TASK STATEMENT: Exactly retype the lines below from the one containing "Parse this screenshot: output" through the end of the listing. Leave pictures out.

RECORDS TO USE:

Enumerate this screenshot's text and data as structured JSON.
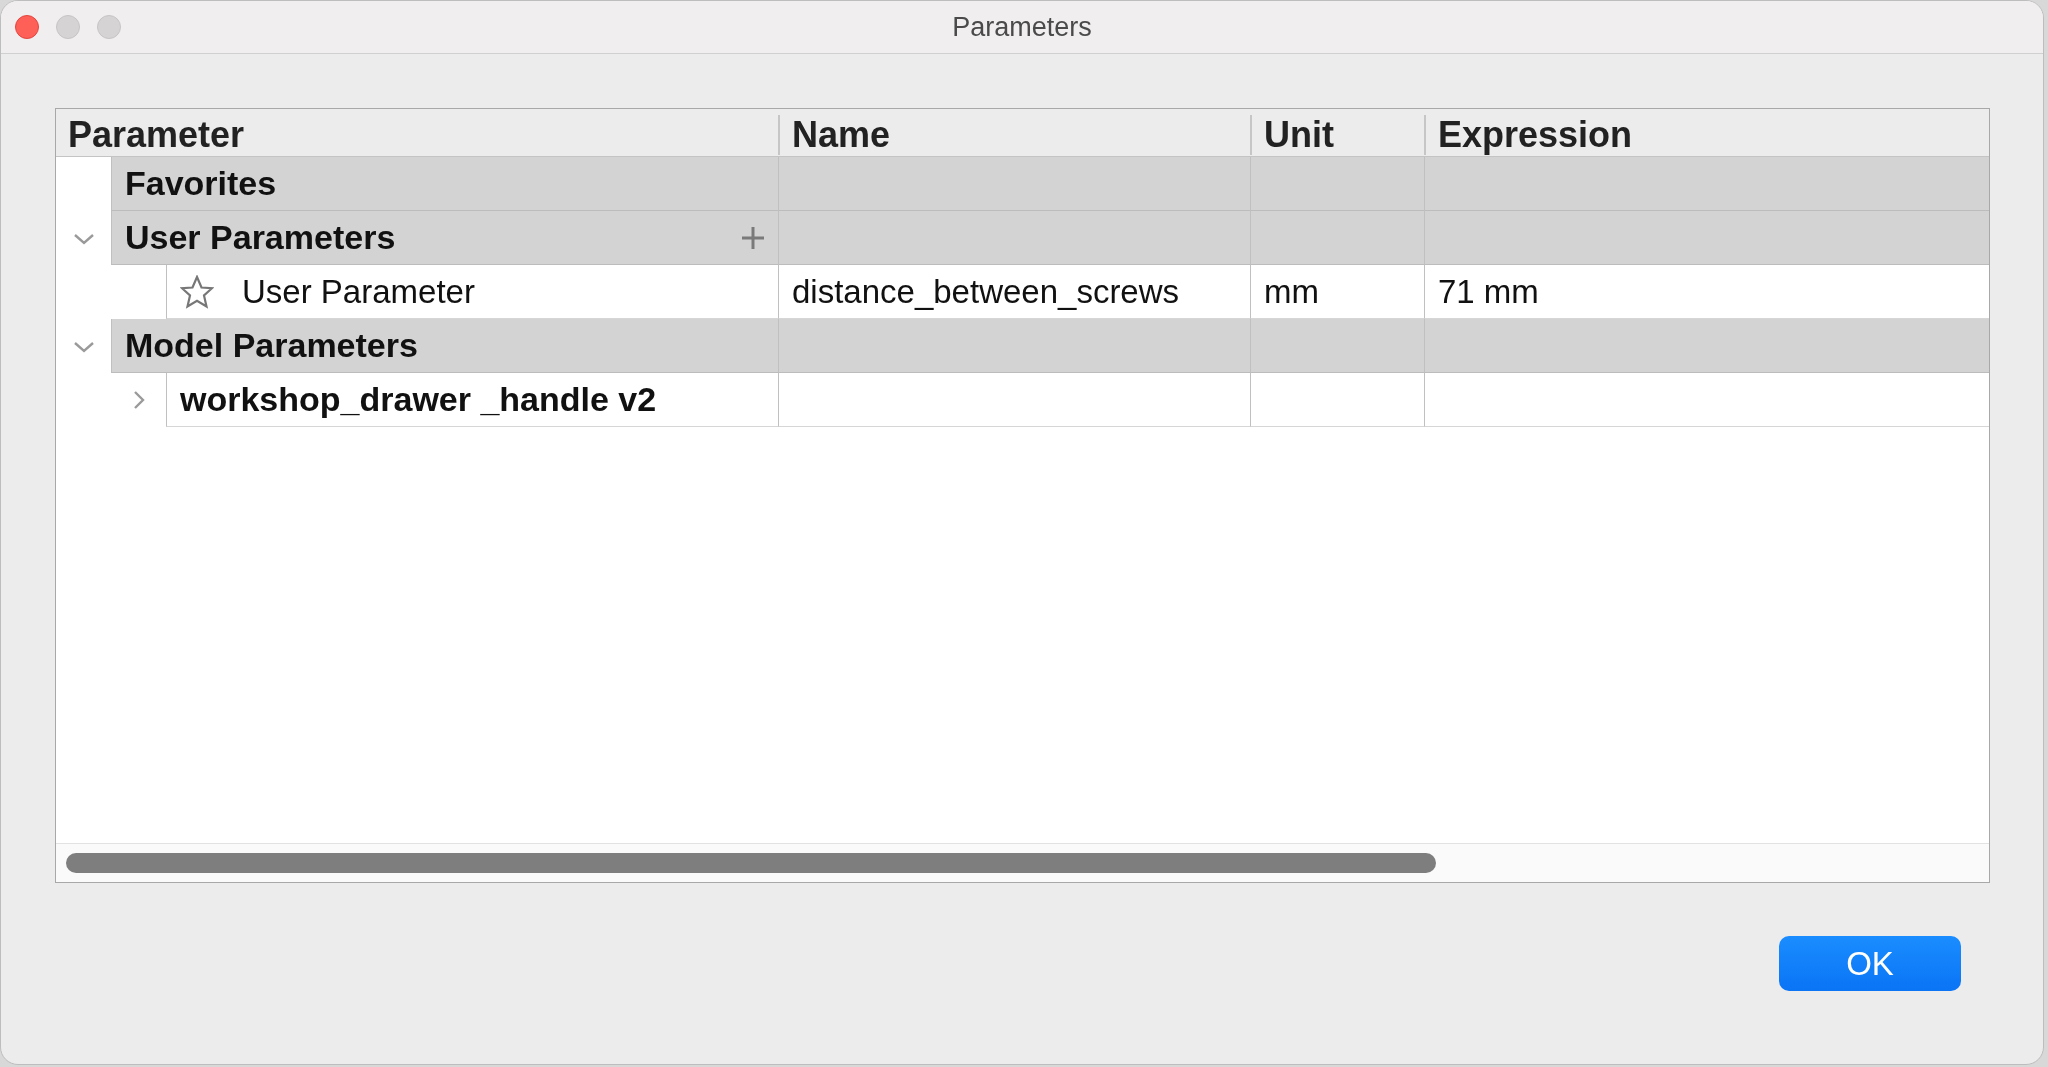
{
  "window": {
    "title": "Parameters"
  },
  "table": {
    "columns": [
      "Parameter",
      "Name",
      "Unit",
      "Expression"
    ],
    "rows": [
      {
        "kind": "section",
        "label": "Favorites",
        "addable": false
      },
      {
        "kind": "section",
        "label": "User Parameters",
        "expanded": true,
        "addable": true,
        "children": [
          {
            "kind": "parameter",
            "label": "User Parameter",
            "favorite": false,
            "name": "distance_between_screws",
            "unit": "mm",
            "expression": "71 mm"
          }
        ]
      },
      {
        "kind": "section",
        "label": "Model Parameters",
        "expanded": true,
        "addable": false,
        "children": [
          {
            "kind": "component",
            "label": "workshop_drawer _handle v2",
            "expanded": false
          }
        ]
      }
    ]
  },
  "buttons": [
    {
      "label": "OK",
      "default": true
    }
  ]
}
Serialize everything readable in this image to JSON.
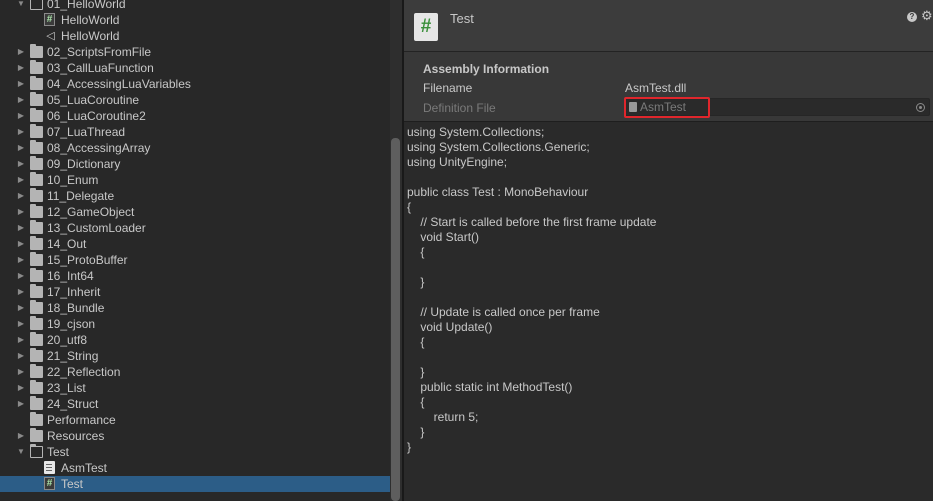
{
  "project_tree": {
    "items": [
      {
        "depth": 1,
        "kind": "folder-open",
        "expander": "expanded",
        "label": "01_HelloWorld"
      },
      {
        "depth": 2,
        "kind": "script",
        "expander": "none",
        "label": "HelloWorld"
      },
      {
        "depth": 2,
        "kind": "scene",
        "expander": "none",
        "label": "HelloWorld"
      },
      {
        "depth": 1,
        "kind": "folder",
        "expander": "collapsed",
        "label": "02_ScriptsFromFile"
      },
      {
        "depth": 1,
        "kind": "folder",
        "expander": "collapsed",
        "label": "03_CallLuaFunction"
      },
      {
        "depth": 1,
        "kind": "folder",
        "expander": "collapsed",
        "label": "04_AccessingLuaVariables"
      },
      {
        "depth": 1,
        "kind": "folder",
        "expander": "collapsed",
        "label": "05_LuaCoroutine"
      },
      {
        "depth": 1,
        "kind": "folder",
        "expander": "collapsed",
        "label": "06_LuaCoroutine2"
      },
      {
        "depth": 1,
        "kind": "folder",
        "expander": "collapsed",
        "label": "07_LuaThread"
      },
      {
        "depth": 1,
        "kind": "folder",
        "expander": "collapsed",
        "label": "08_AccessingArray"
      },
      {
        "depth": 1,
        "kind": "folder",
        "expander": "collapsed",
        "label": "09_Dictionary"
      },
      {
        "depth": 1,
        "kind": "folder",
        "expander": "collapsed",
        "label": "10_Enum"
      },
      {
        "depth": 1,
        "kind": "folder",
        "expander": "collapsed",
        "label": "11_Delegate"
      },
      {
        "depth": 1,
        "kind": "folder",
        "expander": "collapsed",
        "label": "12_GameObject"
      },
      {
        "depth": 1,
        "kind": "folder",
        "expander": "collapsed",
        "label": "13_CustomLoader"
      },
      {
        "depth": 1,
        "kind": "folder",
        "expander": "collapsed",
        "label": "14_Out"
      },
      {
        "depth": 1,
        "kind": "folder",
        "expander": "collapsed",
        "label": "15_ProtoBuffer"
      },
      {
        "depth": 1,
        "kind": "folder",
        "expander": "collapsed",
        "label": "16_Int64"
      },
      {
        "depth": 1,
        "kind": "folder",
        "expander": "collapsed",
        "label": "17_Inherit"
      },
      {
        "depth": 1,
        "kind": "folder",
        "expander": "collapsed",
        "label": "18_Bundle"
      },
      {
        "depth": 1,
        "kind": "folder",
        "expander": "collapsed",
        "label": "19_cjson"
      },
      {
        "depth": 1,
        "kind": "folder",
        "expander": "collapsed",
        "label": "20_utf8"
      },
      {
        "depth": 1,
        "kind": "folder",
        "expander": "collapsed",
        "label": "21_String"
      },
      {
        "depth": 1,
        "kind": "folder",
        "expander": "collapsed",
        "label": "22_Reflection"
      },
      {
        "depth": 1,
        "kind": "folder",
        "expander": "collapsed",
        "label": "23_List"
      },
      {
        "depth": 1,
        "kind": "folder",
        "expander": "collapsed",
        "label": "24_Struct"
      },
      {
        "depth": 1,
        "kind": "folder",
        "expander": "none",
        "label": "Performance"
      },
      {
        "depth": 1,
        "kind": "folder",
        "expander": "collapsed",
        "label": "Resources"
      },
      {
        "depth": 1,
        "kind": "folder-open",
        "expander": "expanded",
        "label": "Test"
      },
      {
        "depth": 2,
        "kind": "asmdef",
        "expander": "none",
        "label": "AsmTest"
      },
      {
        "depth": 2,
        "kind": "script",
        "expander": "none",
        "label": "Test",
        "selected": true
      }
    ]
  },
  "inspector": {
    "title": "Test",
    "icon": "csharp-script-icon",
    "assembly": {
      "heading": "Assembly Information",
      "filename_label": "Filename",
      "filename_value": "AsmTest.dll",
      "definition_label": "Definition File",
      "definition_value": "AsmTest"
    },
    "code": [
      "using System.Collections;",
      "using System.Collections.Generic;",
      "using UnityEngine;",
      "",
      "public class Test : MonoBehaviour",
      "{",
      "    // Start is called before the first frame update",
      "    void Start()",
      "    {",
      "",
      "    }",
      "",
      "    // Update is called once per frame",
      "    void Update()",
      "    {",
      "",
      "    }",
      "    public static int MethodTest()",
      "    {",
      "        return 5;",
      "    }",
      "}"
    ]
  },
  "colors": {
    "selection": "#2c5d87",
    "highlight_box": "#e0262c",
    "script_icon_glyph": "#3a8f3a"
  }
}
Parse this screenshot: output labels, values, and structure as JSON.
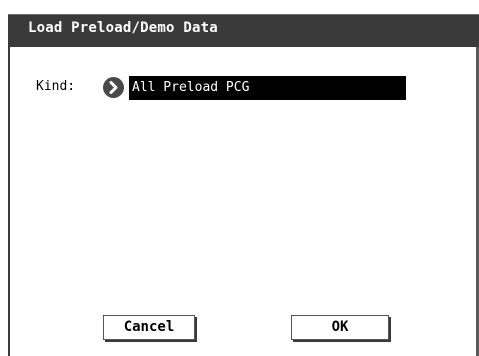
{
  "dialog": {
    "title": "Load Preload/Demo Data"
  },
  "kind": {
    "label": "Kind:",
    "value": "All Preload PCG",
    "arrow_icon": "chevron-right-icon"
  },
  "buttons": {
    "cancel": "Cancel",
    "ok": "OK"
  },
  "colors": {
    "titlebar": "#3a3a3a",
    "title_text": "#ffffff",
    "selected_field": "#000000",
    "selected_text": "#ffffff",
    "arrow_button": "#4a4a4a"
  }
}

RESPONSE TO THE EXERCISE:
Parse this screenshot: output labels, values, and structure as JSON.
{
  "dialog": {
    "title": "Load Preload/Demo Data"
  },
  "kind": {
    "label": "Kind:",
    "value": "All Preload PCG",
    "arrow_icon": "chevron-right-icon"
  },
  "buttons": {
    "cancel": "Cancel",
    "ok": "OK"
  },
  "colors": {
    "titlebar": "#3a3a3a",
    "title_text": "#ffffff",
    "selected_field": "#000000",
    "selected_text": "#ffffff",
    "arrow_button": "#4a4a4a"
  }
}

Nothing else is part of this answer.